** SUPPLIED RECORDS follows **

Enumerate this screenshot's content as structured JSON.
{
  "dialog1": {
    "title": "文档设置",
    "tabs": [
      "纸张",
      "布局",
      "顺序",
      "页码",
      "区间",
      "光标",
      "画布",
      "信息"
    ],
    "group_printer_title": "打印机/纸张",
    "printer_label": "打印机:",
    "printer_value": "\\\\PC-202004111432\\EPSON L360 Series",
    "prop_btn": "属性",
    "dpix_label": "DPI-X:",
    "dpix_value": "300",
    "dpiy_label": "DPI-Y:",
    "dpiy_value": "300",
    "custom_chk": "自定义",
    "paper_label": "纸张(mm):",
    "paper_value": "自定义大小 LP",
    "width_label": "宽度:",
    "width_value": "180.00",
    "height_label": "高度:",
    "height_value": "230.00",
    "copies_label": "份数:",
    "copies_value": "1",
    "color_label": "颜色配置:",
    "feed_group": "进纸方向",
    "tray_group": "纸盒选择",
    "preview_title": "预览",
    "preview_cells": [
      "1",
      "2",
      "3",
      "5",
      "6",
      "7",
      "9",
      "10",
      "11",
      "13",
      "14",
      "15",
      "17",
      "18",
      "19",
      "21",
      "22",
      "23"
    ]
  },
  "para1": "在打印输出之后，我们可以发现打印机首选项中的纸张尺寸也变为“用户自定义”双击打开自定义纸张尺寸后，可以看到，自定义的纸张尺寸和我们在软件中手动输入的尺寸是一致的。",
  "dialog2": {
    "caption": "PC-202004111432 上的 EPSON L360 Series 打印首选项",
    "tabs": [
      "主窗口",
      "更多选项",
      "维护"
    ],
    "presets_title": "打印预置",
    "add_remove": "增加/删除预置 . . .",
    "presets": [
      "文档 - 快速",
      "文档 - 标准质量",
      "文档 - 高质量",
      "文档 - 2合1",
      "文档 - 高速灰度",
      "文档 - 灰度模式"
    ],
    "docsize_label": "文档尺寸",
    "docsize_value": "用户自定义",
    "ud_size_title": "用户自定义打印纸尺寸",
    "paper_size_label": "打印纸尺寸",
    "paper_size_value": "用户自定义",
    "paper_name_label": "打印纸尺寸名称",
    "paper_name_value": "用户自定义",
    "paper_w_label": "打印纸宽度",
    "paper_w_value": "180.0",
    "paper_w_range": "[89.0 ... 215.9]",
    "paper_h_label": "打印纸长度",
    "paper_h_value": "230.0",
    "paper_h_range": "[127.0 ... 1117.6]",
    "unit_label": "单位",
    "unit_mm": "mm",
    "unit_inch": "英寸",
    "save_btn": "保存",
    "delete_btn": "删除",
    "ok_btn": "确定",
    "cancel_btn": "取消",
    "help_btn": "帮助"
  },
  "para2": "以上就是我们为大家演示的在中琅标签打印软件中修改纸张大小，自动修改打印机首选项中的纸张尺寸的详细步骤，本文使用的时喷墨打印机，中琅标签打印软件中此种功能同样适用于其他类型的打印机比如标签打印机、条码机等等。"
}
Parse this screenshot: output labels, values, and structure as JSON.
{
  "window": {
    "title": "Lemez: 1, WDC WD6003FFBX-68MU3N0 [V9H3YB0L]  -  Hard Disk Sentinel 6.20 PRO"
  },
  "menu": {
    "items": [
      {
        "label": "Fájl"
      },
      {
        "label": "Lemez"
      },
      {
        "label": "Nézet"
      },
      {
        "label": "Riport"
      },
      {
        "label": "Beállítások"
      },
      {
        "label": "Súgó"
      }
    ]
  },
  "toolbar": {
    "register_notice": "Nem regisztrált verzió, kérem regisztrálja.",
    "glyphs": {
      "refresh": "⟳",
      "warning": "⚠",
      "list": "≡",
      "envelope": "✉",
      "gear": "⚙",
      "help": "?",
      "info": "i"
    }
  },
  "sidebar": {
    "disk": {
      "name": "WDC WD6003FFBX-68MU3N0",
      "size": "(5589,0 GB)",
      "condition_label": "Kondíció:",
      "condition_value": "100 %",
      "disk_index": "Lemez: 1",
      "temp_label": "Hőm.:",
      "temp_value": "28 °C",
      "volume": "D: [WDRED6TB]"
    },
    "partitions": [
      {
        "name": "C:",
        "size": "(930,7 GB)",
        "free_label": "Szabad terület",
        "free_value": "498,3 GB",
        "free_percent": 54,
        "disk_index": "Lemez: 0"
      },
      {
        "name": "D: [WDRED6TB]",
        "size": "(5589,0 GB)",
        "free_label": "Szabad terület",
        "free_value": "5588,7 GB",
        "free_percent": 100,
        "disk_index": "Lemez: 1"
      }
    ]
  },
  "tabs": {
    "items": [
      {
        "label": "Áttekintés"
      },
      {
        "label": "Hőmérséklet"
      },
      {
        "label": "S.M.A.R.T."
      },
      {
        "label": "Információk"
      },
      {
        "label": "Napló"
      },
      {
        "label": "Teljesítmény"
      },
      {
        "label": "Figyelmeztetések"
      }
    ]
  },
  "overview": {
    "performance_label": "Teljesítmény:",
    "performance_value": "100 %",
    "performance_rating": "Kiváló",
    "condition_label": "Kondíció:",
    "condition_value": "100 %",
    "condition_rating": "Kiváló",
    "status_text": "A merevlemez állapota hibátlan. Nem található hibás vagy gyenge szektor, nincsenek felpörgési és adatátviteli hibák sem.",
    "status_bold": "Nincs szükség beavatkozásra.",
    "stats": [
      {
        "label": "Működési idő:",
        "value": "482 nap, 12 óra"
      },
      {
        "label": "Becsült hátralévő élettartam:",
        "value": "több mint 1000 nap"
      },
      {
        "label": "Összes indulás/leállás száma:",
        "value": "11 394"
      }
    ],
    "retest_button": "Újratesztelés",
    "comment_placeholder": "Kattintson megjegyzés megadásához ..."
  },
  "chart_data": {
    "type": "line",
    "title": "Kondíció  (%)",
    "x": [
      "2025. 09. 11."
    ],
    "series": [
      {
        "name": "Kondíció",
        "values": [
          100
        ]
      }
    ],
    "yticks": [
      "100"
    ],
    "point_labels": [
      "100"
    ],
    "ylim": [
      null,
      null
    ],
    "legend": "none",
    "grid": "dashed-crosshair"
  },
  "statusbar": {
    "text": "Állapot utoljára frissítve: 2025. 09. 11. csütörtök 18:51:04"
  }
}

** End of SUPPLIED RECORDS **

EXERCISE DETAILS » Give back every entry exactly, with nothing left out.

SOLUTION TO THE PROBLEM »
Enumerate this screenshot's content as structured JSON.
{
  "dialog1": {
    "title": "文档设置",
    "tabs": [
      "纸张",
      "布局",
      "顺序",
      "页码",
      "区间",
      "光标",
      "画布",
      "信息"
    ],
    "group_printer_title": "打印机/纸张",
    "printer_label": "打印机:",
    "printer_value": "\\\\PC-202004111432\\EPSON L360 Series",
    "prop_btn": "属性",
    "dpix_label": "DPI-X:",
    "dpix_value": "300",
    "dpiy_label": "DPI-Y:",
    "dpiy_value": "300",
    "custom_chk": "自定义",
    "paper_label": "纸张(mm):",
    "paper_value": "自定义大小 LP",
    "width_label": "宽度:",
    "width_value": "180.00",
    "height_label": "高度:",
    "height_value": "230.00",
    "copies_label": "份数:",
    "copies_value": "1",
    "color_label": "颜色配置:",
    "feed_group": "进纸方向",
    "tray_group": "纸盒选择",
    "preview_title": "预览",
    "preview_cells": [
      "1",
      "2",
      "3",
      "5",
      "6",
      "7",
      "9",
      "10",
      "11",
      "13",
      "14",
      "15",
      "17",
      "18",
      "19",
      "21",
      "22",
      "23"
    ]
  },
  "para1": "在打印输出之后，我们可以发现打印机首选项中的纸张尺寸也变为“用户自定义”双击打开自定义纸张尺寸后，可以看到，自定义的纸张尺寸和我们在软件中手动输入的尺寸是一致的。",
  "dialog2": {
    "caption": "PC-202004111432 上的 EPSON L360 Series 打印首选项",
    "tabs": [
      "主窗口",
      "更多选项",
      "维护"
    ],
    "presets_title": "打印预置",
    "add_remove": "增加/删除预置 . . .",
    "presets": [
      "文档 - 快速",
      "文档 - 标准质量",
      "文档 - 高质量",
      "文档 - 2合1",
      "文档 - 高速灰度",
      "文档 - 灰度模式"
    ],
    "docsize_label": "文档尺寸",
    "docsize_value": "用户自定义",
    "ud_size_title": "用户自定义打印纸尺寸",
    "paper_size_label": "打印纸尺寸",
    "paper_size_value": "用户自定义",
    "paper_name_label": "打印纸尺寸名称",
    "paper_name_value": "用户自定义",
    "paper_w_label": "打印纸宽度",
    "paper_w_value": "180.0",
    "paper_w_range": "[89.0 ... 215.9]",
    "paper_h_label": "打印纸长度",
    "paper_h_value": "230.0",
    "paper_h_range": "[127.0 ... 1117.6]",
    "unit_label": "单位",
    "unit_mm": "mm",
    "unit_inch": "英寸",
    "save_btn": "保存",
    "delete_btn": "删除",
    "ok_btn": "确定",
    "cancel_btn": "取消",
    "help_btn": "帮助"
  },
  "para2": "以上就是我们为大家演示的在中琅标签打印软件中修改纸张大小，自动修改打印机首选项中的纸张尺寸的详细步骤，本文使用的时喷墨打印机，中琅标签打印软件中此种功能同样适用于其他类型的打印机比如标签打印机、条码机等等。"
}
Parse this screenshot: output labels, values, and structure as JSON.
{
  "window": {
    "title": "Lemez: 1, WDC WD6003FFBX-68MU3N0 [V9H3YB0L]  -  Hard Disk Sentinel 6.20 PRO"
  },
  "menu": {
    "items": [
      {
        "label": "Fájl"
      },
      {
        "label": "Lemez"
      },
      {
        "label": "Nézet"
      },
      {
        "label": "Riport"
      },
      {
        "label": "Beállítások"
      },
      {
        "label": "Súgó"
      }
    ]
  },
  "toolbar": {
    "register_notice": "Nem regisztrált verzió, kérem regisztrálja.",
    "glyphs": {
      "refresh": "⟳",
      "warning": "⚠",
      "list": "≡",
      "envelope": "✉",
      "gear": "⚙",
      "help": "?",
      "info": "i"
    }
  },
  "sidebar": {
    "disk": {
      "name": "WDC WD6003FFBX-68MU3N0",
      "size": "(5589,0 GB)",
      "condition_label": "Kondíció:",
      "condition_value": "100 %",
      "disk_index": "Lemez: 1",
      "temp_label": "Hőm.:",
      "temp_value": "28 °C",
      "volume": "D: [WDRED6TB]"
    },
    "partitions": [
      {
        "name": "C:",
        "size": "(930,7 GB)",
        "free_label": "Szabad terület",
        "free_value": "498,3 GB",
        "free_percent": 54,
        "disk_index": "Lemez: 0"
      },
      {
        "name": "D: [WDRED6TB]",
        "size": "(5589,0 GB)",
        "free_label": "Szabad terület",
        "free_value": "5588,7 GB",
        "free_percent": 100,
        "disk_index": "Lemez: 1"
      }
    ]
  },
  "tabs": {
    "items": [
      {
        "label": "Áttekintés"
      },
      {
        "label": "Hőmérséklet"
      },
      {
        "label": "S.M.A.R.T."
      },
      {
        "label": "Információk"
      },
      {
        "label": "Napló"
      },
      {
        "label": "Teljesítmény"
      },
      {
        "label": "Figyelmeztetések"
      }
    ]
  },
  "overview": {
    "performance_label": "Teljesítmény:",
    "performance_value": "100 %",
    "performance_rating": "Kiváló",
    "condition_label": "Kondíció:",
    "condition_value": "100 %",
    "condition_rating": "Kiváló",
    "status_text": "A merevlemez állapota hibátlan. Nem található hibás vagy gyenge szektor, nincsenek felpörgési és adatátviteli hibák sem.",
    "status_bold": "Nincs szükség beavatkozásra.",
    "stats": [
      {
        "label": "Működési idő:",
        "value": "482 nap, 12 óra"
      },
      {
        "label": "Becsült hátralévő élettartam:",
        "value": "több mint 1000 nap"
      },
      {
        "label": "Összes indulás/leállás száma:",
        "value": "11 394"
      }
    ],
    "retest_button": "Újratesztelés",
    "comment_placeholder": "Kattintson megjegyzés megadásához ..."
  },
  "chart_data": {
    "type": "line",
    "title": "Kondíció  (%)",
    "x": [
      "2025. 09. 11."
    ],
    "series": [
      {
        "name": "Kondíció",
        "values": [
          100
        ]
      }
    ],
    "yticks": [
      "100"
    ],
    "point_labels": [
      "100"
    ],
    "ylim": [
      null,
      null
    ],
    "legend": "none",
    "grid": "dashed-crosshair"
  },
  "statusbar": {
    "text": "Állapot utoljára frissítve: 2025. 09. 11. csütörtök 18:51:04"
  }
}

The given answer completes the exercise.